What you need to do: Each line of the listing where the string "title" appears is to be identified and copied.

═══ Source records ═══

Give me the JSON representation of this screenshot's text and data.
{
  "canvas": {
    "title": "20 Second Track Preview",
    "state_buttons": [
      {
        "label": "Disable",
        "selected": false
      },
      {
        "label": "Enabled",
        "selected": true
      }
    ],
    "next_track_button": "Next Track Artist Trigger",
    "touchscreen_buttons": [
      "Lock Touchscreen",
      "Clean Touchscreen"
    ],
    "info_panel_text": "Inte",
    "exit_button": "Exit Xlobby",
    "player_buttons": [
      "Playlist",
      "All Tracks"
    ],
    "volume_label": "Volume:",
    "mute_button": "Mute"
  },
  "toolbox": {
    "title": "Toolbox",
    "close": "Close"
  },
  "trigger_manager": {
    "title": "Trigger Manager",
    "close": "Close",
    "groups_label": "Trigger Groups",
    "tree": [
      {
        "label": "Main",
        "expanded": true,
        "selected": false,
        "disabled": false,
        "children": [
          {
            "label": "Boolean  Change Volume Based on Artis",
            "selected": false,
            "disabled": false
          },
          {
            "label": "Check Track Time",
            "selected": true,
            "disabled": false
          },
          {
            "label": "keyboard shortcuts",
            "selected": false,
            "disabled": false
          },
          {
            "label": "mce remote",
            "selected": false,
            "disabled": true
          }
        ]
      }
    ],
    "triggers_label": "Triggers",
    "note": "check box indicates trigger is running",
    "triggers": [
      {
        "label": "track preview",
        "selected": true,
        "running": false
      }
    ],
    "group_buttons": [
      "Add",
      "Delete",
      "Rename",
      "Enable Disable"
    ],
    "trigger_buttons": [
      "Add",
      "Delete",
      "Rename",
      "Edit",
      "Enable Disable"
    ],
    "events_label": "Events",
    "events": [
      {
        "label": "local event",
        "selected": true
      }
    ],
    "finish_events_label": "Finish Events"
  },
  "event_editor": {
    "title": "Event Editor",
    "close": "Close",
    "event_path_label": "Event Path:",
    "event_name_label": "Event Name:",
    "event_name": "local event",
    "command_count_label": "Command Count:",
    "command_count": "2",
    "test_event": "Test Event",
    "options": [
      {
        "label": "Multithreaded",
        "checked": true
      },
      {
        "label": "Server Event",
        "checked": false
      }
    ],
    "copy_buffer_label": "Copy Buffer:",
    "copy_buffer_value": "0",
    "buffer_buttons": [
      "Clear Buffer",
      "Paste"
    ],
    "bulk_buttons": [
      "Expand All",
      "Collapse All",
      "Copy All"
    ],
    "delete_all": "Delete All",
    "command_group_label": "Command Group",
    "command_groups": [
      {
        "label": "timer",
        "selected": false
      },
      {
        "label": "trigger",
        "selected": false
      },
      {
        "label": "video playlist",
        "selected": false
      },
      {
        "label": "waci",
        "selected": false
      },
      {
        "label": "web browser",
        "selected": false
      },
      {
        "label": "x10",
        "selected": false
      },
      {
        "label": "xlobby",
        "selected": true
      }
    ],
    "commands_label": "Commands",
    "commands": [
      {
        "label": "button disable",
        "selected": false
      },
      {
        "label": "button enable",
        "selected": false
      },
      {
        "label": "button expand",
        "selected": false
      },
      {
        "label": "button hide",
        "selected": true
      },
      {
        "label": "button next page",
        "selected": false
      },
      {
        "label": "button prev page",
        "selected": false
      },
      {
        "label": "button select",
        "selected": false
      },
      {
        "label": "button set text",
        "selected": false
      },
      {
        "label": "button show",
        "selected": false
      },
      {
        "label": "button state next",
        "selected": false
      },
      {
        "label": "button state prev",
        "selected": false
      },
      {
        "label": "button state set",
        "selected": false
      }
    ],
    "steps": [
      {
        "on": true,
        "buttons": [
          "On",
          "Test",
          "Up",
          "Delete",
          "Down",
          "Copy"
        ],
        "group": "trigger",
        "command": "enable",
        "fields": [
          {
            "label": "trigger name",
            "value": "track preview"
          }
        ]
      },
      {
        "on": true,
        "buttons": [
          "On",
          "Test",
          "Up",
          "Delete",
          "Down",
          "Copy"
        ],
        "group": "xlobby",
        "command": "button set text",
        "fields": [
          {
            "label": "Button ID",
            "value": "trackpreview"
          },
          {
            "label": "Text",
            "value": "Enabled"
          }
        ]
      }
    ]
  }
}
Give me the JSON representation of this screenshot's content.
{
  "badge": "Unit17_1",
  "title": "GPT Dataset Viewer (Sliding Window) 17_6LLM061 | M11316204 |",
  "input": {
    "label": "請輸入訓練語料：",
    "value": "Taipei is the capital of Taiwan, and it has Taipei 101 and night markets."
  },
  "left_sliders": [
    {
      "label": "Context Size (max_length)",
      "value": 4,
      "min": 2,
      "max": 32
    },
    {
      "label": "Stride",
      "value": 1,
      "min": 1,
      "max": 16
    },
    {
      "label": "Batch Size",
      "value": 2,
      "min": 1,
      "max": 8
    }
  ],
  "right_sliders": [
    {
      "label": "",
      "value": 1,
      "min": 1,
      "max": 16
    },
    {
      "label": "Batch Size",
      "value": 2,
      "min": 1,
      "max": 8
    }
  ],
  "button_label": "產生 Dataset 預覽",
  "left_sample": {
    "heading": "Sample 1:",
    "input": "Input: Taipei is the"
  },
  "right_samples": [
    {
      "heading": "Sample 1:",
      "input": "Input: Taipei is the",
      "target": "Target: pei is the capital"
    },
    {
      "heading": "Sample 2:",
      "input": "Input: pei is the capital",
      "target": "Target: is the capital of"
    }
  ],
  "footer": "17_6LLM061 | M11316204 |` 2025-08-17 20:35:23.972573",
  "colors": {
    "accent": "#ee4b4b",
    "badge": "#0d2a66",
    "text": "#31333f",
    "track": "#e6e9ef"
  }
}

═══

Finished task:
    "title": "20 Second Track Preview",
    "title": "Toolbox",
    "title": "Trigger Manager",
    "title": "Event Editor",
  "title": "GPT Dataset Viewer (Sliding Window) 17_6LLM061 | M11316204 |",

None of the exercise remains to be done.